- EXERCISE DIRECTIONS -
Only a number is expected in reply: the count of lines below where the word "placeholder" occurs.

[Data about app and page elements]

Segment Open

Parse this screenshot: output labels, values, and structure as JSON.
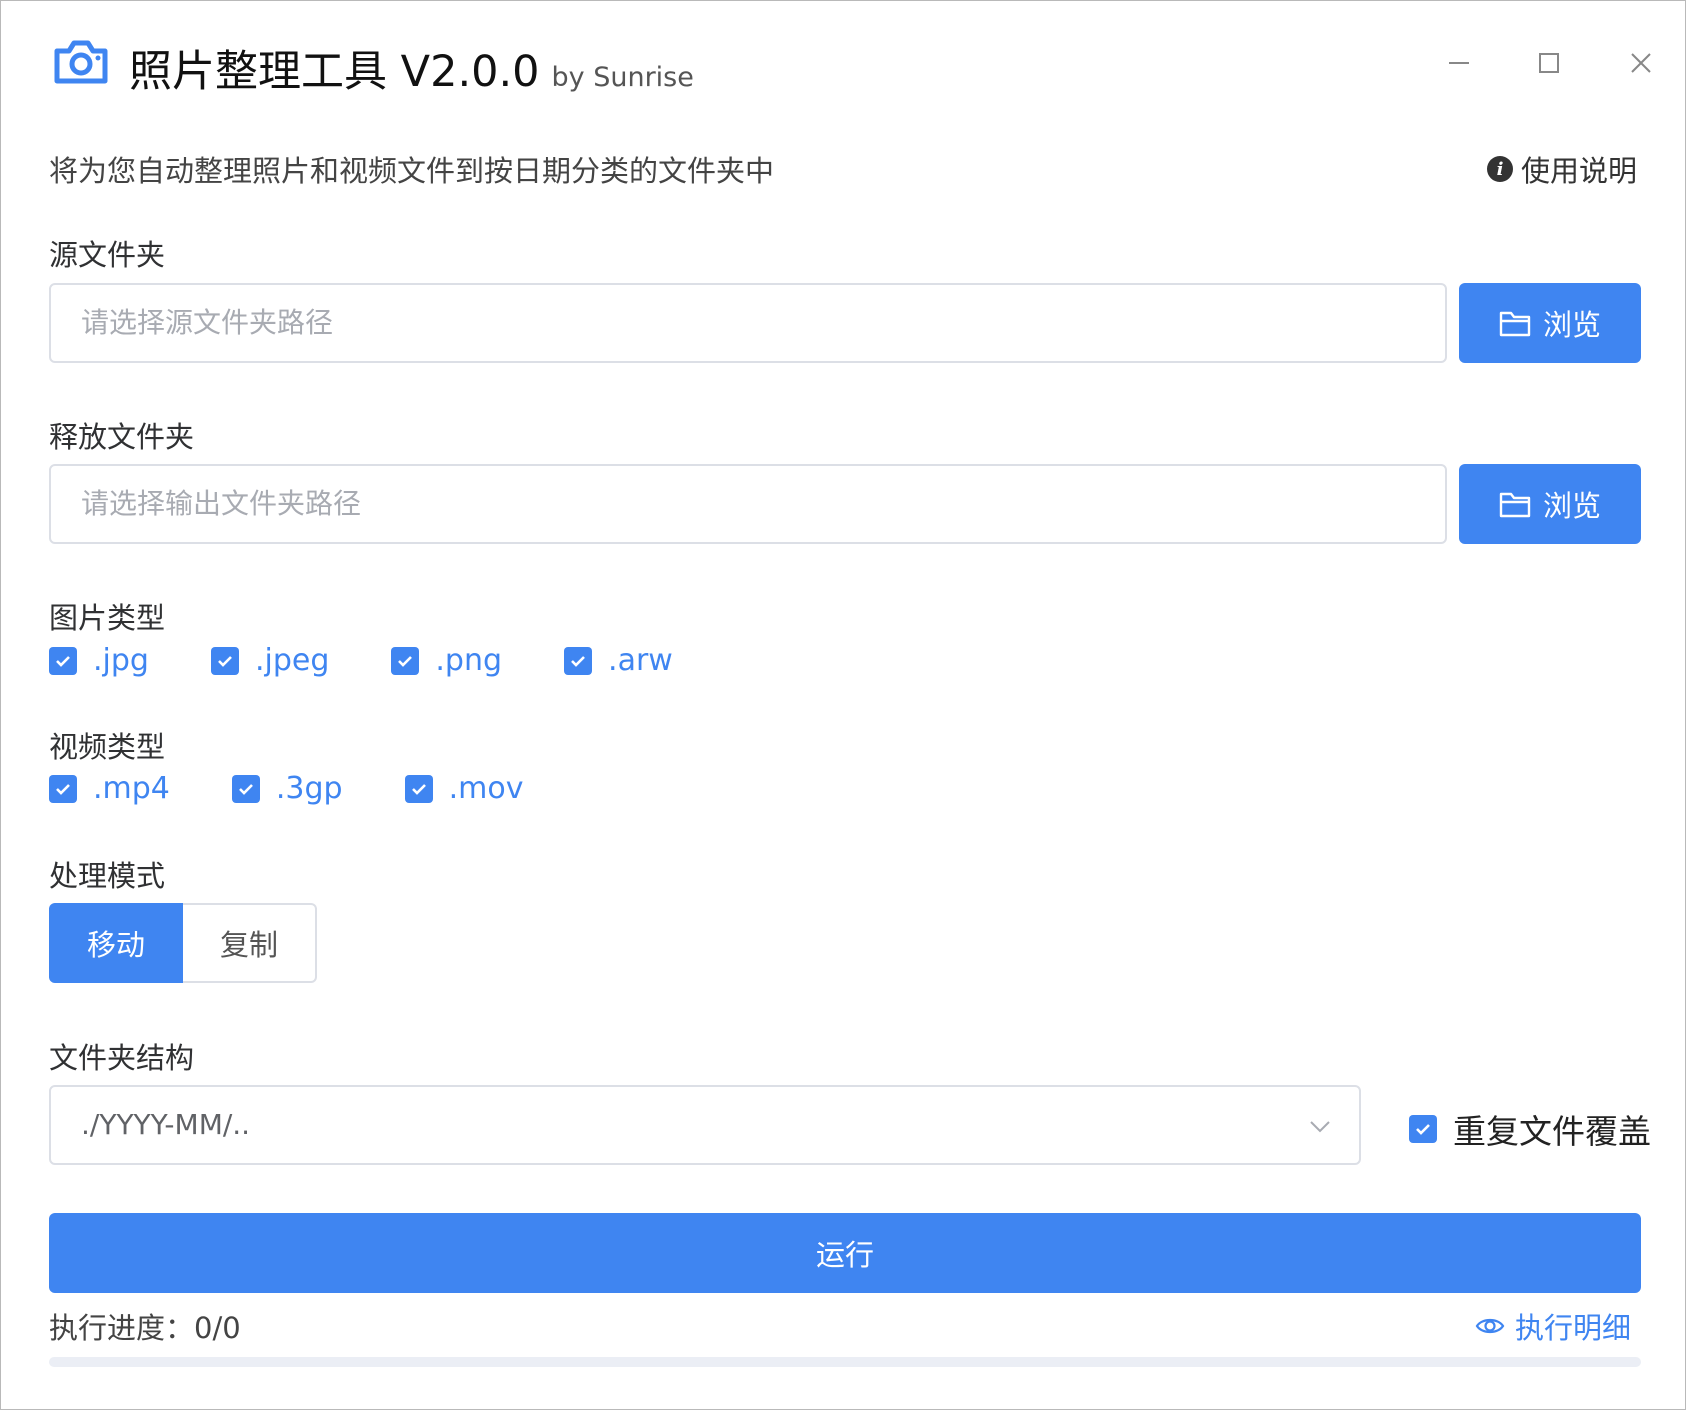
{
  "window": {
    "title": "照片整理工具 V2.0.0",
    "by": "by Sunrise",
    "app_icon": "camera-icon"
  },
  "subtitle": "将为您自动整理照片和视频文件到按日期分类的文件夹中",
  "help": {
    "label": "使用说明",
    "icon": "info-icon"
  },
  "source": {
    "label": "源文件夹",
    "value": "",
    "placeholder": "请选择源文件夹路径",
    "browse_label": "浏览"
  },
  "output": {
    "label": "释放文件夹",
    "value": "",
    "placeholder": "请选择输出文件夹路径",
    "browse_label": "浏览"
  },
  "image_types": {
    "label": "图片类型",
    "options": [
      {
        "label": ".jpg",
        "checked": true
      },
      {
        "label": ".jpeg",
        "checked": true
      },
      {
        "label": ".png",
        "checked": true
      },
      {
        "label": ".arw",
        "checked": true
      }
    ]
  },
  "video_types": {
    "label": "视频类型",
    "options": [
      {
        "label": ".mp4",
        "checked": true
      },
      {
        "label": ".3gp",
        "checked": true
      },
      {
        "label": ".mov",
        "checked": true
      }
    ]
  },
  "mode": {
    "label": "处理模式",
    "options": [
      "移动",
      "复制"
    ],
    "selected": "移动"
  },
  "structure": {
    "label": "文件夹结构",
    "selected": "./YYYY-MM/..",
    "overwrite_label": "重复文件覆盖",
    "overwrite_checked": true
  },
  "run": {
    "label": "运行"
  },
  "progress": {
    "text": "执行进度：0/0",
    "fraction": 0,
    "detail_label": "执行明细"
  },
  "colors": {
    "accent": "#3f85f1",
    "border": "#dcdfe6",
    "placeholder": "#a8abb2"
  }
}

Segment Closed

- WRITTEN SOLUTION -
3